The Ohio State Medical Association has advised members to wait until rules are finalized before stepping into this overcast legal territory.
Michigan recently created the Bureau of Medical Marijuana Regulation to centralize all facets of medical marijuana regulation, the Department of Licensing and Regulatory Affairs reports.
The brand new agency, placed in LARA, combines the present supervision functions of the state’s patient and caregiver registry with the recently established statutory requirements for medical marijuana facility licensing.
“BMMR’s organizational structure places Michigan at the forefront of state medical marijuana regulation,” LARA Director Shelly Edgerton said. “Many other states have various licenses and patient programs spread throughout different departments and bureaus.”
Centralized services will improve patient protections and make regulations more efficient for business customers.
BMMR is in the procedure for executing the regulatory framework made by legislation signed by Gov. Snyder in September 2016. Regulatory functions comprise the investigation, licensing and enforcement of medical marijuana growers, processors, secure transporters, provisioning centers and security compliance facilities.
The law requires the agency to make licensing programs accessible by December 15, 2017.
Lawmakers are debating whether to delay licensing of marijuana “social clubs” in Maine, following the lead of other legalization states confronting unwanted scrutiny from federal officials or concerns about public health.
But legalization advocates warn that it’s better to have licensed, closely regulated marijuana clubs than illegal places running in the shadows.
“These clubs will pop up. They already are, and delaying isn’t going to prevent any of that activity,” said Becky DeKeuster, a consultant on cannabis issues who formerly ran medical marijuana dispensaries in Maine and California.
The legalization referendum narrowly backed by Maine voters in November contains references throughout the ballot initiative to “social clubs” where adults age 21 and over purchase and consume on shop premises. The fully accredited social clubs were pictured as places where users could lawfully assemble – similar to a bar or smoking lounge – to use marijuana in a carefully regulated and monitored setting.
Yet Maine could be the first state to allow marijuana clubs – a prospect that certainly concerned some lawmakers on the committee in charged with preparing the state for retail sales.
Alaska marijuana regulators have delayed discussions about onsite marijuana consumption until next month.
The state’s Marijuana Control Board was expected to consider whether to move forward with proposed rules for letting retail cannabis customers to consume their purchases on site
It’s something that no other state that has legalized the recreational use of marijuana has permitted.
The board used its two day meeting to go through a backlog of permit applications for retail stores and manufacturing facilities.

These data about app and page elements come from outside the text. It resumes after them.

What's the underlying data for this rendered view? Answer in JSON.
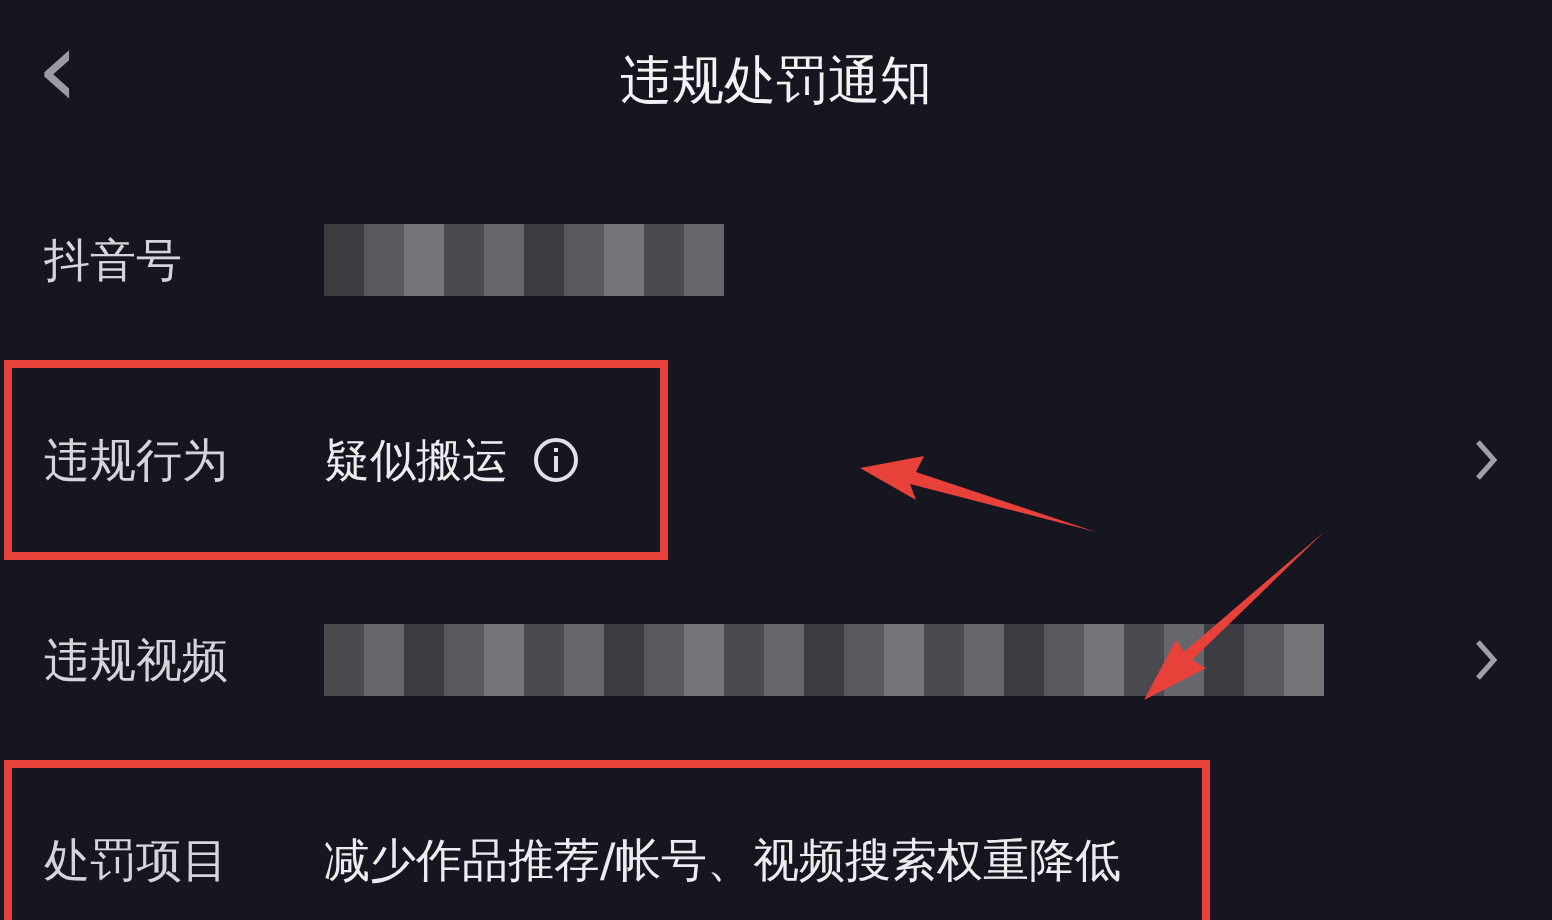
{
  "header": {
    "back_icon": "‹",
    "title": "违规处罚通知"
  },
  "rows": [
    {
      "label": "抖音号",
      "kind": "redacted",
      "highlighted": false,
      "chevron": false
    },
    {
      "label": "违规行为",
      "kind": "text",
      "value": "疑似搬运",
      "info": true,
      "highlighted": true,
      "chevron": true
    },
    {
      "label": "违规视频",
      "kind": "redacted",
      "highlighted": false,
      "chevron": true
    },
    {
      "label": "处罚项目",
      "kind": "text",
      "value": "减少作品推荐/帐号、视频搜索权重降低",
      "info": false,
      "highlighted": true,
      "chevron": false
    }
  ]
}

“They really wanted to concentrate on approved applications at this meeting so people could begin with their businesses as we move into summer,” said Erika McConnell, director of the Alcohol and Marijuana Control Board. “Onsite consumption was kind of the big time-consuming issue that they pushed until the end and then we ran out of time. ”